The prosecutor said he could go light on marijuana, but added that a walk down the street from where the court is located in Lower Kingstown Park will show the impact of cocaine.

Delplesche also highlighted the prevalence of firearm offences in St. Vincent and the Grenadines.

He said that it seems that when La Soufriere erupted in April, the firearms came out, but added that the volcano had been erupting effusively for a while, and appearance referencing to firearm offences were being regularly brought before the court.

“One man with three firearms. If you go up to Soufriere you can call out everybody [in St. Vincent] and the Grenadines and say, ‘Good morning, my neighbour,” Delplesche said, in highlighting the small size of the country.

“He is a young man, yes, but what a young man has to do dealing with cocaine and firearms?” the prosecutor said and asked the court to let its sentence reflect the seriousness of Medica’s crimes.

Irackie Huggins
Narcotics investigator Sergeant Irackie Huggins was commended for his work on the case. (iWN file photo)

Medica was found guilty on charges that on Feb. 23, at Prospect he:

· had in his possession two Glock 17 pistols, serial numbers unknown, without a license issued under the Firearm Act; 

· had in his possession one Smith and Wesson .357 Magnum revolver, serial number unknown, without a license issued under the Firearm Act; 

· had in his possession six rounds of hollow point .357 magnum ammunition without a license issued under the Firearm Act;

· had in his possession 12 rounds of .9mm ammunition without a license issued under the Firearm Act; 

· had in his possession 20 rounds of prohibited .233 ammunition without the authorisation of the minister; 

· had in his possession 3,014 grammes of cocaine with intent to supply it to another; and

· had in his possession 3,014 grammes of cocaine for the purpose of drug trafficking.

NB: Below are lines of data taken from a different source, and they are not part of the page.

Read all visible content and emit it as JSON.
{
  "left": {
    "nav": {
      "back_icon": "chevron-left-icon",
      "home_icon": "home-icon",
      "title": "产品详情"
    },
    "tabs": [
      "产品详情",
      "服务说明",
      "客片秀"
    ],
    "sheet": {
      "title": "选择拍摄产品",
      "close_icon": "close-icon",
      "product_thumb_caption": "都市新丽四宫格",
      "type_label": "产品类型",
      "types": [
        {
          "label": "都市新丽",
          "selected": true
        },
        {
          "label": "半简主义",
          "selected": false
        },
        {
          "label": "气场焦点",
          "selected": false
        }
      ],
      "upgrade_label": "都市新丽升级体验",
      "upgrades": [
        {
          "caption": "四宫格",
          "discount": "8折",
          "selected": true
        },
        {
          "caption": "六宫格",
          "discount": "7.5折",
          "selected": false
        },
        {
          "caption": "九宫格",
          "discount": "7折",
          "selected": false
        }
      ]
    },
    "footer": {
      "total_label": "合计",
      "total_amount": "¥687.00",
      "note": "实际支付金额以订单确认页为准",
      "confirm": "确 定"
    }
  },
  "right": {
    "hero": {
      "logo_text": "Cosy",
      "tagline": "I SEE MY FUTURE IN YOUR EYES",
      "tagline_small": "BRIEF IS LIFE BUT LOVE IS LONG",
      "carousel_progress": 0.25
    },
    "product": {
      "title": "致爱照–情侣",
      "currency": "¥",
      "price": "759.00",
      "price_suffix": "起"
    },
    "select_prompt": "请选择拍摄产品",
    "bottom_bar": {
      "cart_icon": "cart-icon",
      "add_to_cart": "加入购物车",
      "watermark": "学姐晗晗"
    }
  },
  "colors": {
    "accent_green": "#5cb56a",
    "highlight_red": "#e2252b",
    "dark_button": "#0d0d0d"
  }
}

Medica was nabbed after Sergeant Huggins, acting on information about a boat travelling from the Grenadines with cocaine on board, headed a party of narcotics officers to the Prospect Salt Pond. 

The narcotics team maintained communication with Coast Guard personnel and, acting on information, arrested on suspicion of conspiracy Nigel Thomas, who was met in the area of Gitts Supermarket.

Acting on further information, Huggins spoke to Corporal Ambris of the Rapid Response Unit in Diamond whose team joined the operation. 

Narcotics personnel searched the beach but found nothing illegal. During a further search, Medica was met behind a house. Huggins observed that Medica was wet and barefoot.

When questioned about what he was doing there, Medica replied, “I just here sitting.”

The officers detained Medica and continued the search. Acting on further information, the officers went to an unfinished downstairs of a two-storey house, where they found a multi-coloured JanSport bag.

The officers took the bag to the police vehicle where Medica was being held and searched it in his presence. 

Police found the illegal items in the bag. One of the two Glock pistols was loaded with 12 rounds of ammunition and the .357 magnum was loaded with six rounds of .357 ammunition.

The bag also contained a blue testament in the name of “Kerece John”.

Medica denied knowledge of the bag and its contents, but when questioned about the name in the testament, he replied, “That is ah old Bible me get from a girl me use to lime.”

Medica was then arrested and taken to the Coast Guard Base in Calliaqua, where Petty Officer Foyle handed over to Huggins, Unique Howe, of Chateaubelair, and Anthony Mason, of Barrouallie, along with two Samsung cell phones.

The suspects denied knowledge of the bag or its contents.

However, Howe said: “We give Wooh a ride from Union Island and he come on the boat with the book bag and ask me to drop him off at Salt Pond and he jump off the boat with the bag when me reach.”

Howe identified Medica as “Wooh” and the person he gave the ride from Union Island. 

Huggins took the men to the Coast Guard Wharf and Howe pointed out a grey and yellow pirogue with the name “Israel” and Medica said that was the boat he was on.